7. Always retain a copy of any material you send. Most editors receive hundreds of submissions, and it’s possible for submissions to go missing.
8. Some print journals will not accept email submissions. There are good reasons for this: the potential transmission of computer-destroying viruses among them. Many journals, however, do welcome email submissions. Some journals will accept submissions in attachment form; some require the poem text to be copied and pasted into the body of an email. Make sure you know the preferences before submitting!
9. If you submit via snail mail, use a plain #10 envelope and always include a self-addressed, stamped envelope (s.a.s.e.) for the editor’s reply. This is a basic courtesy—most journals will not reply to a submission if the s.a.s.e. is not included.
10. Many online journals use electronic submissions managing programs. Some online journals ask you to send your submissions via email. Be sure to follow the directions carefully.
11. Be careful not to over-submit. Journal editors are usually more dismayed than pleased when they receive large numbers of poems from a single poet. Unless otherwise specified, send no more than five poems, and DON’T follow up with another batch during the same reading period.
12. Simultaneous submissions (sending poems to multiple journals at the same time) are often allowed, but check guidelines carefully to be sure. Given the response times of many magazines, this means that a poem may be “away from home” for many months before you know if it has been accepted or rejected.
13. Many journals will indicate response time in their guidelines—if that response time has long passed, then and only then might you query an editor about the status of your poems.
14. You should also not expect editors to make individual comments on your poems, accepted or not. While a few editors might, most aren’t critiquers in that sense—they simply choose the poems they wish to publish. Occasionally, an editor will suggest edits, which, if made, will result in publication. As a poet, it’s up to you to decide whether or not you agree to the changes.
15. Beware of vanity publishing in which you pay a fee for your poems to be published. There are unscrupulous people out there who will happily fleece you if you are desperate enough to be published at any cost. Do not be fooled by their flatteries. If you have to pay to be published, think again. This is not the same as paying an entry fee for a contest, which is not only credible but often necessary to fund the prize monies. To learn more about vanity publishing, you may want to check the following website: http://www.vanitypublishing.info/.
And … here’s the link to an interesting article in which several journal editors were asked to answer the question: “What is the worst thing a creative writer can do when making a submission?” http://www.writersrelief.com/blog/2011/08/worst-submitting-mistake/ (You’ll see my response under the entry for Tiferet).
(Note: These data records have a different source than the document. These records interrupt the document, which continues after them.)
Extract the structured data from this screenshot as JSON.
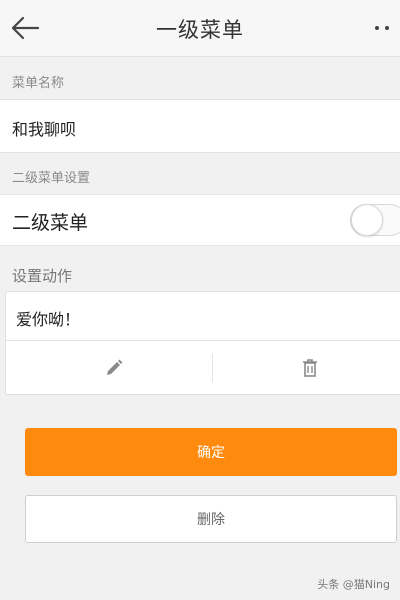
{
  "header": {
    "back_icon": "arrow-left-icon",
    "title": "一级菜单",
    "more_icon": "more-dots-icon"
  },
  "menu_name": {
    "label": "菜单名称",
    "value": "和我聊呗"
  },
  "submenu": {
    "label": "二级菜单设置",
    "row_label": "二级菜单",
    "enabled": false
  },
  "action": {
    "label": "设置动作",
    "value": "爱你呦！",
    "edit_icon": "pencil-icon",
    "delete_icon": "trash-icon"
  },
  "buttons": {
    "confirm_label": "确定",
    "delete_label": "删除"
  },
  "watermark": "头条 @猫Ning",
  "colors": {
    "accent": "#ff8a0d",
    "background": "#f1f1f1"
  }
}
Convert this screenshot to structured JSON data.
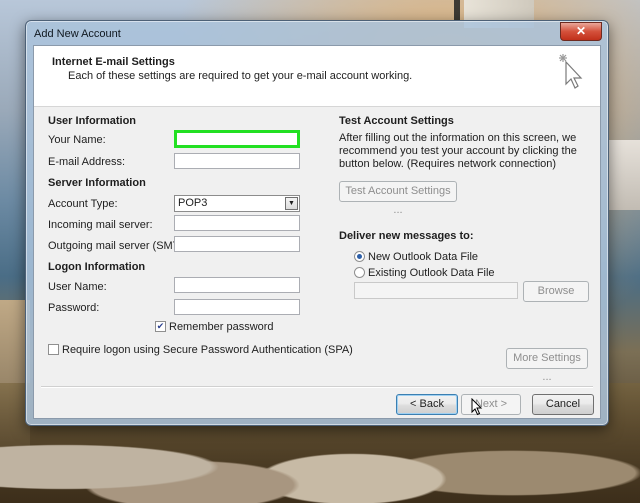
{
  "window": {
    "title": "Add New Account",
    "close_glyph": "✕"
  },
  "header": {
    "title": "Internet E-mail Settings",
    "subtitle": "Each of these settings are required to get your e-mail account working."
  },
  "user_info": {
    "section": "User Information",
    "name_label": "Your Name:",
    "name_value": "",
    "email_label": "E-mail Address:",
    "email_value": ""
  },
  "server_info": {
    "section": "Server Information",
    "account_type_label": "Account Type:",
    "account_type_value": "POP3",
    "incoming_label": "Incoming mail server:",
    "incoming_value": "",
    "outgoing_label": "Outgoing mail server (SMTP):",
    "outgoing_value": ""
  },
  "logon_info": {
    "section": "Logon Information",
    "username_label": "User Name:",
    "username_value": "",
    "password_label": "Password:",
    "password_value": "",
    "remember_label": "Remember password",
    "remember_checked": true,
    "spa_label": "Require logon using Secure Password Authentication (SPA)",
    "spa_checked": false
  },
  "test_settings": {
    "section": "Test Account Settings",
    "description": "After filling out the information on this screen, we recommend you test your account by clicking the button below. (Requires network connection)",
    "test_button": "Test Account Settings ..."
  },
  "deliver": {
    "section": "Deliver new messages to:",
    "option_new": "New Outlook Data File",
    "option_existing": "Existing Outlook Data File",
    "selected": "new",
    "browse_button": "Browse",
    "file_path": ""
  },
  "more_settings_button": "More Settings ...",
  "nav": {
    "back": "< Back",
    "next": "Next >",
    "cancel": "Cancel"
  },
  "colors": {
    "focus_highlight": "#22e022",
    "close_button": "#c1301b"
  }
}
Your prompt this week? No, I didn’t forget, and here it is!
This week write a poem about getting (or not getting) published.
Some Things to Think about:
How did you prepare the poem?
Where did you send it?
Did it get accepted or rejected?
How are dull opening lines, stale language, clichés, and weak endings part of the “recipe” for rejection?
What’s the funniest rejection letter you’ve ever received?
For a little added fun, try writing a poem in the form of a rejection or acceptance letter.
Sylvia Plath once said, “I love my rejection slips. They show me I try.” What does that mean to you? How about using that quote as an epigraph for a poem?
If these ideas don’t work for you, consider wiring a poem about any kind of acceptance or rejection.
You might enjoy this article by Major Jackson, poetry editor of The Harvard Review.